• _SUPPLIED ENTRIES_:
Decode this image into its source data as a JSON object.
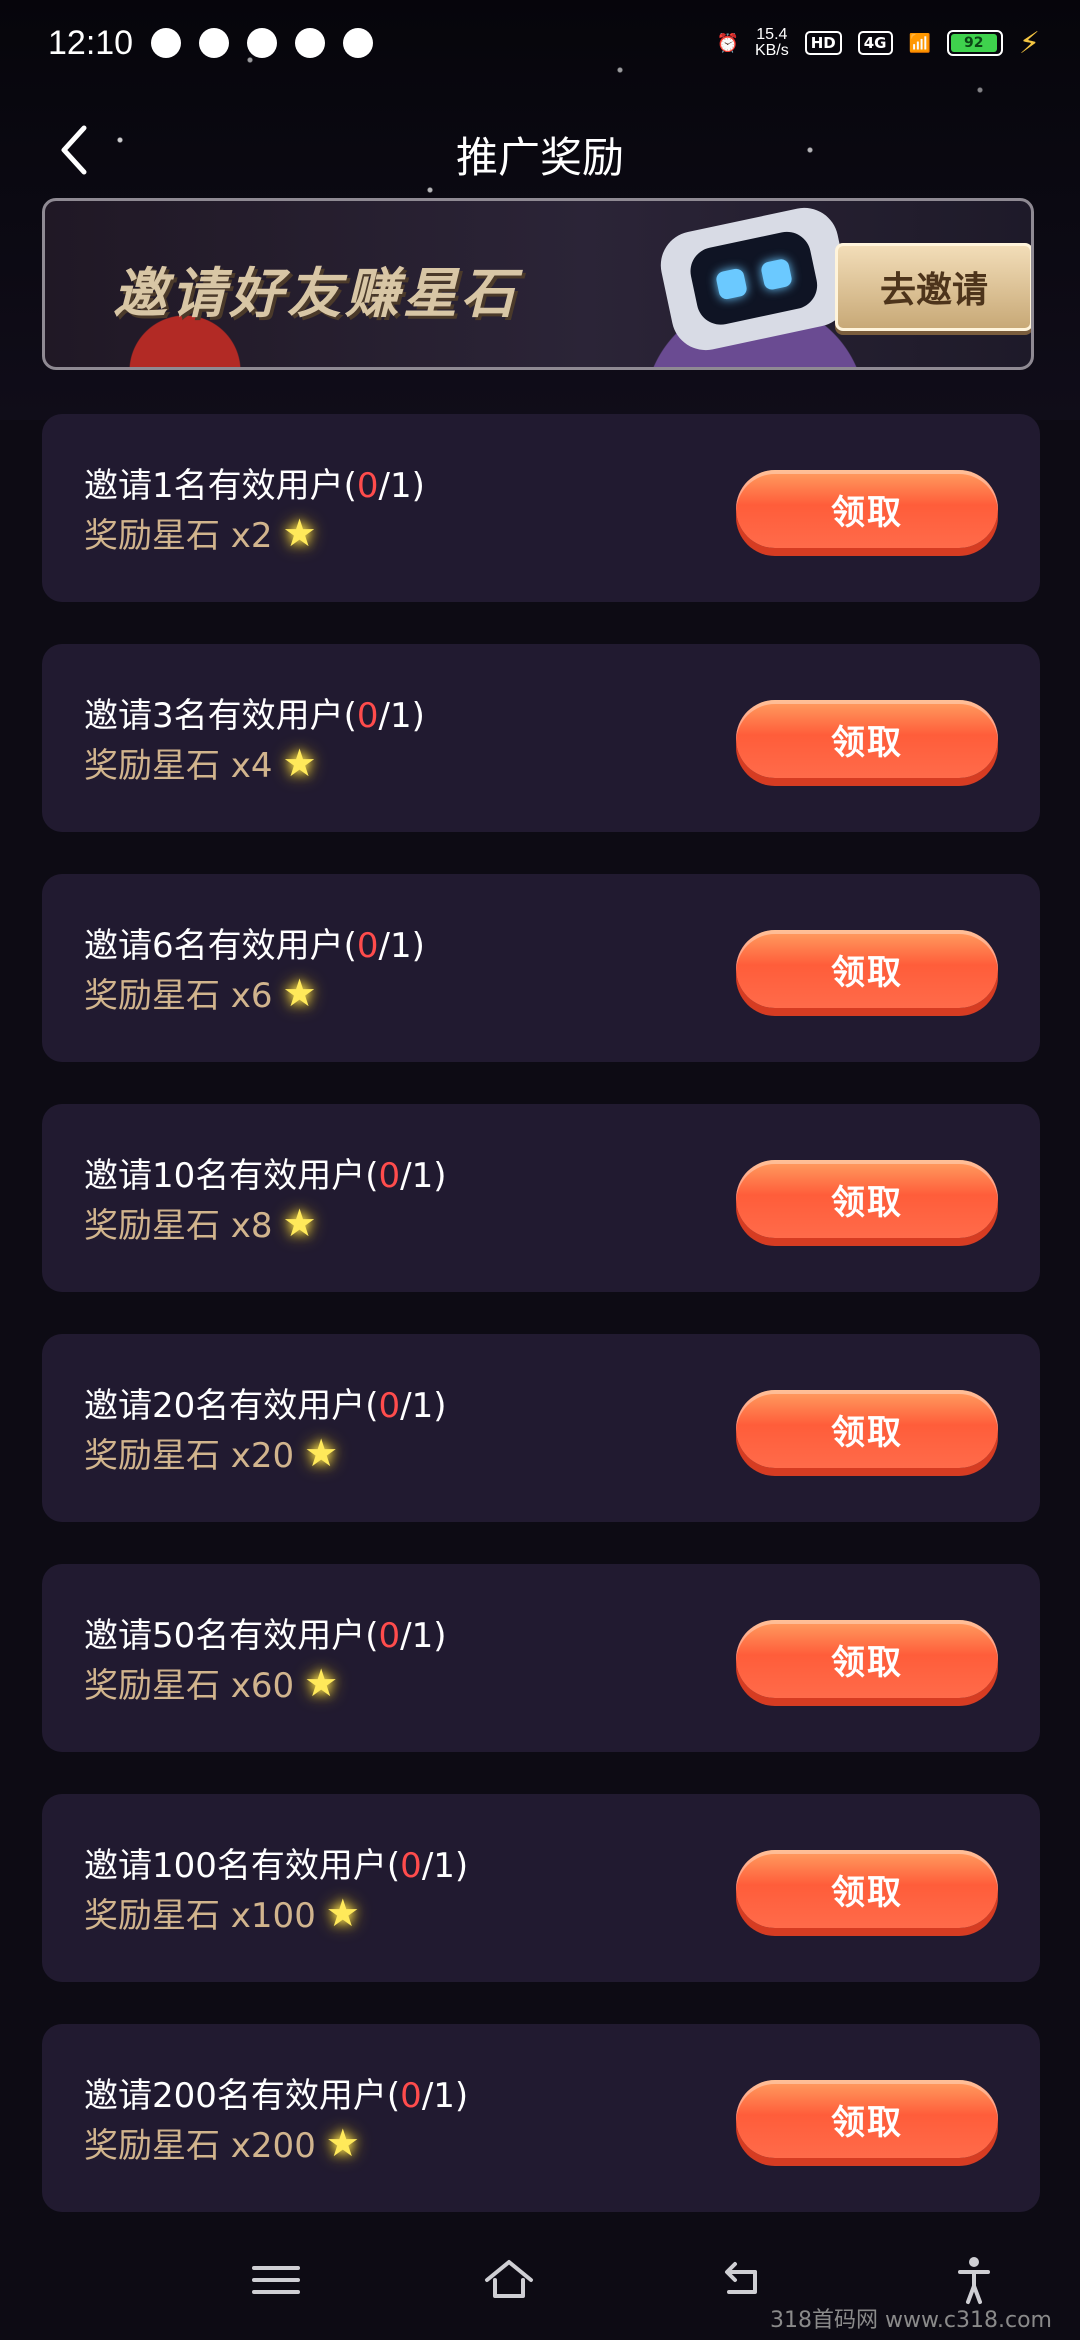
{
  "status": {
    "time": "12:10",
    "net_speed_top": "15.4",
    "net_speed_bottom": "KB/s",
    "hd": "HD",
    "signal": "4G",
    "battery": "92"
  },
  "header": {
    "title": "推广奖励"
  },
  "banner": {
    "title": "邀请好友赚星石",
    "button": "去邀请"
  },
  "tasks": [
    {
      "title_prefix": "邀请1名有效用户(",
      "progress_current": "0",
      "progress_suffix": "/1)",
      "reward": "奖励星石 x2",
      "button": "领取"
    },
    {
      "title_prefix": "邀请3名有效用户(",
      "progress_current": "0",
      "progress_suffix": "/1)",
      "reward": "奖励星石 x4",
      "button": "领取"
    },
    {
      "title_prefix": "邀请6名有效用户(",
      "progress_current": "0",
      "progress_suffix": "/1)",
      "reward": "奖励星石 x6",
      "button": "领取"
    },
    {
      "title_prefix": "邀请10名有效用户(",
      "progress_current": "0",
      "progress_suffix": "/1)",
      "reward": "奖励星石 x8",
      "button": "领取"
    },
    {
      "title_prefix": "邀请20名有效用户(",
      "progress_current": "0",
      "progress_suffix": "/1)",
      "reward": "奖励星石 x20",
      "button": "领取"
    },
    {
      "title_prefix": "邀请50名有效用户(",
      "progress_current": "0",
      "progress_suffix": "/1)",
      "reward": "奖励星石 x60",
      "button": "领取"
    },
    {
      "title_prefix": "邀请100名有效用户(",
      "progress_current": "0",
      "progress_suffix": "/1)",
      "reward": "奖励星石 x100",
      "button": "领取"
    },
    {
      "title_prefix": "邀请200名有效用户(",
      "progress_current": "0",
      "progress_suffix": "/1)",
      "reward": "奖励星石 x200",
      "button": "领取"
    }
  ],
  "watermark": "318首码网 www.c318.com",
  "colors": {
    "card_bg": "#211a30",
    "progress_red": "#ff4c4c",
    "reward_gold": "#d1b48d",
    "button_orange": "#ff5d3a"
  }
}
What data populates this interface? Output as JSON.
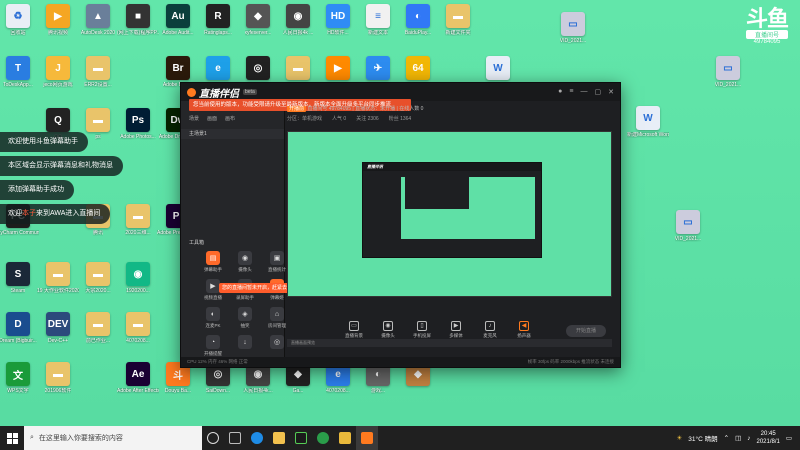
{
  "desktop": {
    "watermark": {
      "brand": "斗鱼",
      "line1": "直播间号",
      "line2": "49784095"
    },
    "icons": [
      {
        "label": "回收站",
        "glyph": "♻",
        "color": "#e8eef5"
      },
      {
        "label": "腾讯视频",
        "glyph": "▶",
        "color": "#f5a623"
      },
      {
        "label": "AutoDesk 2020",
        "glyph": "▲",
        "color": "#6a7f9a"
      },
      {
        "label": "(网上下载)程序PP...",
        "glyph": "■",
        "color": "#333"
      },
      {
        "label": "Adobe Audit...",
        "glyph": "Au",
        "color": "#0b3f3c"
      },
      {
        "label": "Ratinglaps...",
        "glyph": "R",
        "color": "#222"
      },
      {
        "label": "xyfeserver...",
        "glyph": "◆",
        "color": "#555"
      },
      {
        "label": "人民日报4k ...",
        "glyph": "◉",
        "color": "#444"
      },
      {
        "label": "HD软件...",
        "glyph": "HD",
        "color": "#2f8cf5"
      },
      {
        "label": "新建文本",
        "glyph": "≡",
        "color": "#f1f1f1"
      },
      {
        "label": "BaiduPlay...",
        "glyph": "◐",
        "color": "#3178f6"
      },
      {
        "label": "新建文件夹",
        "glyph": "▬",
        "color": "#e9c46a"
      },
      {
        "label": "ToDeskApp...",
        "glyph": "T",
        "color": "#2a7de1"
      },
      {
        "label": "jeco网页游戏",
        "glyph": "J",
        "color": "#f6b93b"
      },
      {
        "label": "ERR2设置...",
        "glyph": "▬",
        "color": "#e9c46a"
      },
      {
        "label": "Adobe Bridge",
        "glyph": "Br",
        "color": "#2b1a0b"
      },
      {
        "label": "浏览器",
        "glyph": "e",
        "color": "#1ea0e9"
      },
      {
        "label": "Steam App",
        "glyph": "◎",
        "color": "#222"
      },
      {
        "label": "新建文件夹",
        "glyph": "▬",
        "color": "#e9c46a"
      },
      {
        "label": "视频播放器",
        "glyph": "▶",
        "color": "#ff8a00"
      },
      {
        "label": "飞书",
        "glyph": "✈",
        "color": "#2d8cf0"
      },
      {
        "label": "方框软件",
        "glyph": "64",
        "color": "#f2b705"
      },
      {
        "label": "新建文档",
        "glyph": "W",
        "color": "#e8eef7"
      },
      {
        "label": "QQ",
        "glyph": "Q",
        "color": "#222"
      },
      {
        "label": "ps",
        "glyph": "▬",
        "color": "#e9c46a"
      },
      {
        "label": "Adobe Photos...",
        "glyph": "Ps",
        "color": "#001d34"
      },
      {
        "label": "Adobe Dreamw...",
        "glyph": "Dw",
        "color": "#072401"
      },
      {
        "label": "PyCharm Communit...",
        "glyph": "PC",
        "color": "#1d1d1d"
      },
      {
        "label": "腾讯",
        "glyph": "▬",
        "color": "#e9c46a"
      },
      {
        "label": "2020三维...",
        "glyph": "▬",
        "color": "#e9c46a"
      },
      {
        "label": "Adobe Premiere Pro...",
        "glyph": "Pr",
        "color": "#1a0033"
      },
      {
        "label": "Steam",
        "glyph": "S",
        "color": "#1b2838"
      },
      {
        "label": "19 大作业软件2020...",
        "glyph": "▬",
        "color": "#e9c46a"
      },
      {
        "label": "大宗2020...",
        "glyph": "▬",
        "color": "#e9c46a"
      },
      {
        "label": "1920200...",
        "glyph": "◉",
        "color": "#12b886"
      },
      {
        "label": "Dream (Bigbuir...",
        "glyph": "D",
        "color": "#1a4d8f"
      },
      {
        "label": "Dev-C++",
        "glyph": "DEV",
        "color": "#2c4a7c"
      },
      {
        "label": "前已作业...",
        "glyph": "▬",
        "color": "#e9c46a"
      },
      {
        "label": "4070208...",
        "glyph": "▬",
        "color": "#e9c46a"
      },
      {
        "label": "WPS文字",
        "glyph": "文",
        "color": "#1a9b3a"
      },
      {
        "label": "201906软件",
        "glyph": "▬",
        "color": "#e9c46a"
      },
      {
        "label": "Adobe After Effects 2020",
        "glyph": "Ae",
        "color": "#1a0033"
      },
      {
        "label": "Douyu Ba...",
        "glyph": "斗",
        "color": "#ff7a1f"
      },
      {
        "label": "SaiDown...",
        "glyph": "◎",
        "color": "#333"
      },
      {
        "label": "人民日报4k...",
        "glyph": "◉",
        "color": "#444"
      },
      {
        "label": "Ga...",
        "glyph": "◆",
        "color": "#222"
      },
      {
        "label": "4070208...",
        "glyph": "e",
        "color": "#2b7de9"
      },
      {
        "label": "游戏...",
        "glyph": "◐",
        "color": "#666"
      },
      {
        "label": "",
        "glyph": "◆",
        "color": "#c08040"
      },
      {
        "label": "VID_2021...",
        "glyph": "▭",
        "color": "#ccd"
      },
      {
        "label": "VID_2021...",
        "glyph": "▭",
        "color": "#ccd"
      },
      {
        "label": "新建Microsoft Word 文档",
        "glyph": "W",
        "color": "#e8eef7"
      },
      {
        "label": "VID_2021...",
        "glyph": "▭",
        "color": "#ccd"
      }
    ]
  },
  "toasts": [
    {
      "pre": "欢迎使用斗鱼弹幕助手",
      "red": "",
      "post": ""
    },
    {
      "pre": "本区域会显示弹幕消息和礼物消息",
      "red": "",
      "post": ""
    },
    {
      "pre": "添加弹幕助手成功",
      "red": "",
      "post": ""
    },
    {
      "pre": "欢迎",
      "red": "本子",
      "post": "来到AWA进入直播间"
    }
  ],
  "app": {
    "title": "直播伴侣",
    "beta": "beta",
    "notice": "您当前使用的版本，功能受限请升级至最新版本，新版本全面升级多平台同步推流",
    "scene_tabs": [
      "场景",
      "画面",
      "画布"
    ],
    "scene_name": "主场景1",
    "add_source": "工具箱",
    "tools": [
      {
        "label": "弹幕助手",
        "glyph": "▤",
        "active": true
      },
      {
        "label": "摄像头",
        "glyph": "◉",
        "active": false
      },
      {
        "label": "直播统计",
        "glyph": "▣",
        "active": false
      },
      {
        "label": "视频直播",
        "glyph": "▶",
        "active": false
      },
      {
        "label": "录屏助手",
        "glyph": "◫",
        "active": false
      },
      {
        "label": "弹幕姬",
        "glyph": "✎",
        "active": true
      },
      {
        "label": "连麦PK",
        "glyph": "◐",
        "active": false
      },
      {
        "label": "抽奖",
        "glyph": "◈",
        "active": false
      },
      {
        "label": "房间管理",
        "glyph": "⌂",
        "active": false
      },
      {
        "label": "开播提醒",
        "glyph": "◔",
        "active": false
      },
      {
        "label": "",
        "glyph": "↓",
        "active": false
      },
      {
        "label": "",
        "glyph": "◎",
        "active": false
      }
    ],
    "popup": "您的直播间暂未开启，赶紧去开播吧～",
    "header": {
      "line1": "直播间号 49784095  |  直播状态：未开播  |  在线人数 0",
      "tag": "开播前",
      "stats": [
        "分区：单机游戏",
        "人气 0",
        "关注 2306",
        "粉丝 1364"
      ]
    },
    "preview_footer": "直播画面预览",
    "controls": [
      {
        "label": "直播背景",
        "glyph": "▭",
        "hl": false
      },
      {
        "label": "摄像头",
        "glyph": "◉",
        "hl": false
      },
      {
        "label": "手机投屏",
        "glyph": "▯",
        "hl": false
      },
      {
        "label": "多媒体",
        "glyph": "▶",
        "hl": false
      },
      {
        "label": "麦克风",
        "glyph": "♪",
        "hl": false
      },
      {
        "label": "扬声器",
        "glyph": "◀",
        "hl": true
      }
    ],
    "go_live": "开始直播",
    "status": {
      "left": "CPU 12%  内存 46%  网络 正常",
      "right": "帧率 30fps  码率 2000kbps  推流状态 未连接"
    }
  },
  "taskbar": {
    "search_placeholder": "在这里输入你要搜索的内容",
    "weather": "31°C 晴朗",
    "time": "20:45",
    "date": "2021/8/1"
  }
}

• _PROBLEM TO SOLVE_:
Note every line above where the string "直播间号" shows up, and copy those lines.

• _PROBLEM SOLUTION_:
      "line1": "直播间号",
      "line1": "直播间号 49784095  |  直播状态：未开播  |  在线人数 0",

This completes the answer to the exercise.